Tuesday, June 3, 2008

"I have a friend . . . "

When I was first diagnosed with cancer, several well meaning friends offered to hook me up with other cancer survivors. "I have an uncle who beat colon cancer. Would you like to talk with him?" "My best friend is a six-year breast cancer survivor. I'm sure she'd love to talk with you."

I appreciated their offers, but I didn't want to talk with people with just any cancer. I wanted to connect with others with my rare blood disease, mantle cell lymphoma (MCL). I felt like I struck gold last year when my friend Reiko informed me, "My colleague Dave had the same thing." Not only did Dave have MCL, but he also had a quirky eye tumor, just like me. Considering that there are just 4,000 new cases of MCL diagnosed each year and less than 1% of thse cases involve the optic area, the odds are staggering that we rare birds would find one another through a mutual friend.

Around the same time, Newsweek columnist Jonathan Alter became the poster boy for MCL by writing a cover story for Newsweek Magazine. Dave and Jonathan communicated three valuable messages to me:

- You are not alone.
- The treatment is rough, but temporary.
- Many, like me, have beat down the disease.

Now that I'm six months post auto stem cell transplant, I've also become a go-to girl for blood cancers. (I must remember to add that to my resume.) It seems that not a week goes by without someone emailing or calling me to find out if it's OK to give my name to a newly diagnosed blood cancer patient.

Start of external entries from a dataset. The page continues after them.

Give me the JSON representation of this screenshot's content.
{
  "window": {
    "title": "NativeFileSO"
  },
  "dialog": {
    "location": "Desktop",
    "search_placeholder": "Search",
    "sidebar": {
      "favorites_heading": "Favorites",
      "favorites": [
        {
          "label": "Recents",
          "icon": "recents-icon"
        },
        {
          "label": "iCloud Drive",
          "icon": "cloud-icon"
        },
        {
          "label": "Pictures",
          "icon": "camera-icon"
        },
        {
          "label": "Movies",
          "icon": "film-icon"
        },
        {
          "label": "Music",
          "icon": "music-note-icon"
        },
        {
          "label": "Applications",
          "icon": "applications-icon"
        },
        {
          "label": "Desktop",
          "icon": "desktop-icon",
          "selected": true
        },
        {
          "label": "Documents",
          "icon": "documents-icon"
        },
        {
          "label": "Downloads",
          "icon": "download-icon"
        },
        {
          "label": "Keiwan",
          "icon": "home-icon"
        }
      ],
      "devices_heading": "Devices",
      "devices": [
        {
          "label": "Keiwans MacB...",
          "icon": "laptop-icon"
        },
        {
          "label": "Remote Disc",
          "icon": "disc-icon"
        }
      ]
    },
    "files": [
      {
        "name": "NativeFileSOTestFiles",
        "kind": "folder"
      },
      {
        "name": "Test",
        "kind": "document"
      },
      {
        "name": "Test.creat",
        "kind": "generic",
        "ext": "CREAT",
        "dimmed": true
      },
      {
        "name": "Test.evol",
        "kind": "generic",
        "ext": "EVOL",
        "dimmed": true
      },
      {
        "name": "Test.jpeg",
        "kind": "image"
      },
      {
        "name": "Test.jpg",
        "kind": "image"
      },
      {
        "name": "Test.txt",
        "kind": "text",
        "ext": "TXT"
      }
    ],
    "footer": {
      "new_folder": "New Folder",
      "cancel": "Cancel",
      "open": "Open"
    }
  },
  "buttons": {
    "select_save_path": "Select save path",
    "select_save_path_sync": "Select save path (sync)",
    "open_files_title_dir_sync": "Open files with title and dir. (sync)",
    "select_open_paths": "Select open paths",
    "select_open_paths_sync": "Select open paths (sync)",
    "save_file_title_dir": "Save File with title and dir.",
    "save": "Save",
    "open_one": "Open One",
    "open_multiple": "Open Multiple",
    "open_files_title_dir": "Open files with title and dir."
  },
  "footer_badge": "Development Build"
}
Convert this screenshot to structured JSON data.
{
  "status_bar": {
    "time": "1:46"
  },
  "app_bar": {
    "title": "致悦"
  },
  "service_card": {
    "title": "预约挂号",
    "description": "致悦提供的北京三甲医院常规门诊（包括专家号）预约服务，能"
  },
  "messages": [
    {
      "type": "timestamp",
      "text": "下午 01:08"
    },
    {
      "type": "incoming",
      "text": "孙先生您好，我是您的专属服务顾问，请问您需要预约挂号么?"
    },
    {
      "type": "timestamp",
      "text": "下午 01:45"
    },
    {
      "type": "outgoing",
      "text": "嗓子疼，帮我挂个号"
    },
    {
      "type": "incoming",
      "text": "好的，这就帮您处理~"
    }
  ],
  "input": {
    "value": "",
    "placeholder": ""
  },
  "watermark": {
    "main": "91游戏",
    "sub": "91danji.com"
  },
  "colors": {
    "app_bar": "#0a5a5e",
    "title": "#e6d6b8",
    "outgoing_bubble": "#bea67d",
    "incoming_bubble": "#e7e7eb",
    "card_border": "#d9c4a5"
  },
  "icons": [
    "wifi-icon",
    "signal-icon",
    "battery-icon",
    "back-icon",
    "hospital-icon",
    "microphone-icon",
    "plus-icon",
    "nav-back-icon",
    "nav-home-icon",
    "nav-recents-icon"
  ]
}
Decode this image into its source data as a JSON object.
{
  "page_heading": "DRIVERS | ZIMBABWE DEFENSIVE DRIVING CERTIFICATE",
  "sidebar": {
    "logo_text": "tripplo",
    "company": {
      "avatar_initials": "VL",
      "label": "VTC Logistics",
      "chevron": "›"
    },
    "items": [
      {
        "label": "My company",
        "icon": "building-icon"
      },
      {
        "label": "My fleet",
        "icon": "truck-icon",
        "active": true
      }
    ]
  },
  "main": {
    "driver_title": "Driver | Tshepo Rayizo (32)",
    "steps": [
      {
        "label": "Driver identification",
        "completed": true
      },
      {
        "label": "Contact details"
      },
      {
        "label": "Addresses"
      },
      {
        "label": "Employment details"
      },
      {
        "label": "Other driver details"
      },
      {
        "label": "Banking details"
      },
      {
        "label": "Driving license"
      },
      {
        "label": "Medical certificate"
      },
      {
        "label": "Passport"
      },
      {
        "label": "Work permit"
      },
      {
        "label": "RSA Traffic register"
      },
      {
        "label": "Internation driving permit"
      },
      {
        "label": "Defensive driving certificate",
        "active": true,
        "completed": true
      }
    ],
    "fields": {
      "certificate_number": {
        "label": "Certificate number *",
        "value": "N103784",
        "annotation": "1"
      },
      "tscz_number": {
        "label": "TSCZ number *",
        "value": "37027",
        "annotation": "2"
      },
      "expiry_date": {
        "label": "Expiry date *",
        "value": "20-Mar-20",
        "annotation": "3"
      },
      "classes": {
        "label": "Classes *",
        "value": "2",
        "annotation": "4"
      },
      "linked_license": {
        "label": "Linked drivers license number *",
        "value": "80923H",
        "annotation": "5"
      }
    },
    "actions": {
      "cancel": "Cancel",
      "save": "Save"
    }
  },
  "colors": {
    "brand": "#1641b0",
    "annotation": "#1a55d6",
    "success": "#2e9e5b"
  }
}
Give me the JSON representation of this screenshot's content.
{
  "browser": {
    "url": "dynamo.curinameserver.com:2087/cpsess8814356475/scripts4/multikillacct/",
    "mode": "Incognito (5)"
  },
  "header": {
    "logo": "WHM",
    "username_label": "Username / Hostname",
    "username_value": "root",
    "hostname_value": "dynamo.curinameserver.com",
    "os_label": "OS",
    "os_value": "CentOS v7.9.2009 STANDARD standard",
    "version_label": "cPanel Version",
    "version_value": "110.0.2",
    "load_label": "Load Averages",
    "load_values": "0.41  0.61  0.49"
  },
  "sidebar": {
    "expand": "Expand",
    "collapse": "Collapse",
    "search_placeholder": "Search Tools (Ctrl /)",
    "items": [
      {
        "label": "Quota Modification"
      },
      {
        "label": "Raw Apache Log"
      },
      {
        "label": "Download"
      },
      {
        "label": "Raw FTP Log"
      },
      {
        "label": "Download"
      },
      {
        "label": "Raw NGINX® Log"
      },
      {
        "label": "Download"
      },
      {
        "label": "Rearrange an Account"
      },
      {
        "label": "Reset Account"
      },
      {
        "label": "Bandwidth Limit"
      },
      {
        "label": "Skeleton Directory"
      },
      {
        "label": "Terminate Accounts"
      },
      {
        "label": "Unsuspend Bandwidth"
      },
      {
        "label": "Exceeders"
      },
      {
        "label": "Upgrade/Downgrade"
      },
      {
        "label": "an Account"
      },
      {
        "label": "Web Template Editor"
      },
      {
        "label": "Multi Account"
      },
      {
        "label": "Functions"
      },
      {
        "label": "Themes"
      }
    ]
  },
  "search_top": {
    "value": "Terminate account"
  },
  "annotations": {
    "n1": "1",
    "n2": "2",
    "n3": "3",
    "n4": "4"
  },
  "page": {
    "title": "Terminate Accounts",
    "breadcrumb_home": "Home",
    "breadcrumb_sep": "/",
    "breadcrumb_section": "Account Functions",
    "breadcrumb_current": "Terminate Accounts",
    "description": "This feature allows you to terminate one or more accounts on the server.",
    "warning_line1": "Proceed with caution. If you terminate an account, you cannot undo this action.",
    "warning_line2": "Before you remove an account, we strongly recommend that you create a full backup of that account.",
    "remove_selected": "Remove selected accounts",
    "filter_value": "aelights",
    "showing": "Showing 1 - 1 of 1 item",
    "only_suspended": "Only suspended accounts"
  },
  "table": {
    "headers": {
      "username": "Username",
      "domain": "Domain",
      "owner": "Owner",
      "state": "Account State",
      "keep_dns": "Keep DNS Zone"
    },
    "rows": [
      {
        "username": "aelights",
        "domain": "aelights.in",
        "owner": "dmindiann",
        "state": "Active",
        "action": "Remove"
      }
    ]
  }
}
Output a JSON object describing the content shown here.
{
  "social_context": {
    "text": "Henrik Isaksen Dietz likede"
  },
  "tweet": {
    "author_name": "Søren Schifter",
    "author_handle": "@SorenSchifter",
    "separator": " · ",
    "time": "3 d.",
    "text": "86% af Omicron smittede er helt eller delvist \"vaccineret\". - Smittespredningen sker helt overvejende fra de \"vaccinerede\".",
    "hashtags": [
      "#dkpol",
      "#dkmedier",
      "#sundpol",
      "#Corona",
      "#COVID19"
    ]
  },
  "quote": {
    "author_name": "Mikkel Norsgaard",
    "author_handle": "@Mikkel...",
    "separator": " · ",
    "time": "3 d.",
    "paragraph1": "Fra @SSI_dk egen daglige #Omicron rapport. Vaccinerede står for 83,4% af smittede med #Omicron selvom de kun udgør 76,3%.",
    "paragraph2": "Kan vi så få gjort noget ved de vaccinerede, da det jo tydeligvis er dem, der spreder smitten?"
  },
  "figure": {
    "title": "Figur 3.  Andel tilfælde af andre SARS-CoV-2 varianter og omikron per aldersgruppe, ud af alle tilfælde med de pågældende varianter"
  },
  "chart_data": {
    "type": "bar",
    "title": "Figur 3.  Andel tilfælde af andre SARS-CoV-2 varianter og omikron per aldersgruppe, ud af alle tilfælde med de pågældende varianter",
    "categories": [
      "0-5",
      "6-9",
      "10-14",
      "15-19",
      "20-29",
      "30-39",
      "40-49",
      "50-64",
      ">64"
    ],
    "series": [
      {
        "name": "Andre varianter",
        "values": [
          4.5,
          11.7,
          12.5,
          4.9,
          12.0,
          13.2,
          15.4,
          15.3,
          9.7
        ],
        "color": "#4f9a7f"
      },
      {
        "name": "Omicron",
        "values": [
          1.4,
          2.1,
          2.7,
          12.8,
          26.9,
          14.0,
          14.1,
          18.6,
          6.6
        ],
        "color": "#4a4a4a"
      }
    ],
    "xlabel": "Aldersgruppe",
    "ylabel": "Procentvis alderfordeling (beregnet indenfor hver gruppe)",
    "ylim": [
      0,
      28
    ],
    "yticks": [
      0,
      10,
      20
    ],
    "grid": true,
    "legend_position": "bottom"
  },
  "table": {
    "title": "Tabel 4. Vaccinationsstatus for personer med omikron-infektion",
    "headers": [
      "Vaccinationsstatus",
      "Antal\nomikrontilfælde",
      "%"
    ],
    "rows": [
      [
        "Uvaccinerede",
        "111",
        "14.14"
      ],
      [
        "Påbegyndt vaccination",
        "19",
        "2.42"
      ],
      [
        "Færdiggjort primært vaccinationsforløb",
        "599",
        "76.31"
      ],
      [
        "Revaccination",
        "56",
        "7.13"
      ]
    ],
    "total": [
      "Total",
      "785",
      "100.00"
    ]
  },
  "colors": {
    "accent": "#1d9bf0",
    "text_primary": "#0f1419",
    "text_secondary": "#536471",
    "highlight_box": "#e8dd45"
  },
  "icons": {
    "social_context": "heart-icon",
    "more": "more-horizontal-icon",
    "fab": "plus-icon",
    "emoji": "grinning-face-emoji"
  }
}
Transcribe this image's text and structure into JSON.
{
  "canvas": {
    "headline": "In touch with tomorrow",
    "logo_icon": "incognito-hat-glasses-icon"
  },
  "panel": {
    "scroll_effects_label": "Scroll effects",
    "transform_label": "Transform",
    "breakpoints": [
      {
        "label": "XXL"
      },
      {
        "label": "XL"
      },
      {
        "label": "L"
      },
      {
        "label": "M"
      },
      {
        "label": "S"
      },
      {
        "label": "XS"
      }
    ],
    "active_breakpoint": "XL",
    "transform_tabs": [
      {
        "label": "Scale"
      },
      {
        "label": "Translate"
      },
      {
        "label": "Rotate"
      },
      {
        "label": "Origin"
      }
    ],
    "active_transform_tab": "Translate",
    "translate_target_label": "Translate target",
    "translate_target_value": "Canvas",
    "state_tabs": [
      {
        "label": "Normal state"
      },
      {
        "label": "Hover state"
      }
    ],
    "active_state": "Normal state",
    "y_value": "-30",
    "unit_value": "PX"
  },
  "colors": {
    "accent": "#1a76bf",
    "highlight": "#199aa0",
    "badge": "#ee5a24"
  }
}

A couple weeks ago, a friend in Connecticut called to tell me that one of her colleagues in NYC was just diagnosed with MCL. Again, the odds are slim that one individual would have two friends with this disease. I talked with her friend and then followed up with an email with links to my favorite MCL-related websites, listserves and blogs.

Last week, I received a call at 10:30 pm on a weekday night. Noone calls me at this hour. It was my friend Eleanor, the grandmother of my god-baby and an oncology nurse at a San Fernando Valley hospital. "I'm sorry to call you at this hour, but you've got to talk with the girlfriend of one of my patients. She went with her boyfriend for a consult at the City of Hope and I think she had the same doctor that you had when you first started out there."

I listened to the young woman's story. Her 22-year-old boyfriend was recently diagnosed with acute lymphocytic leukemia (ALL). His local oncologist recommended that he go to the City of Hope for a stem cell transplant. But instead of being filled with hope after the consultation at CoH, she was filled with hopelessness and confusion. Because of the negative tone of their consultation, she and her boyfriend's family were ready to close the door on the option of this life-saving procedure at the CoH.

The young man and his family and girlfriend did in fact see the same doctor that I initally did at CoH. I told her that this doctor was neither a bad physician nor a bad person, but acknowledged that her bedside manner launched me on a quest to find another doctor at CoH. I begged the young woman to give City of Hope another chance. I also shared information about the second opinion by mail system at MD Anderson. The young woman asked me if it would be OK if her boyfriend's mother gave me a call, and I told her that I was eager to talk with the mom.

That mother hasn't called me back, but I still hope that she will. I ask myself why I'm so eager (over-eager actually) to talk with this particular mom. I think I want to take away some of her pain. And I want to tell her that everything's going to be alright. But, unfortunately, I don't have the ability to take away anyone else's pain. And noone, not even a doctor, can guarantee that "everything's going to be alright."

If she does call me, I plan to listen hard with my head and my heart. And then I'll recall the three messages that sustained me during the first weeks after my diagnosis.

- You are not alone.
- The treatment is rough, but temporary.
- Many, like my friend Ann, have beat down the disease.

ONE YEAR AGO TODAY: Cancer Banter went to a used-car lot.

1 comment:

Ann said...


if I can help, just let me know. The young man's diagnosis sounds similar to mine and we all know how scary it is to be stuck out in the cancer wilderness.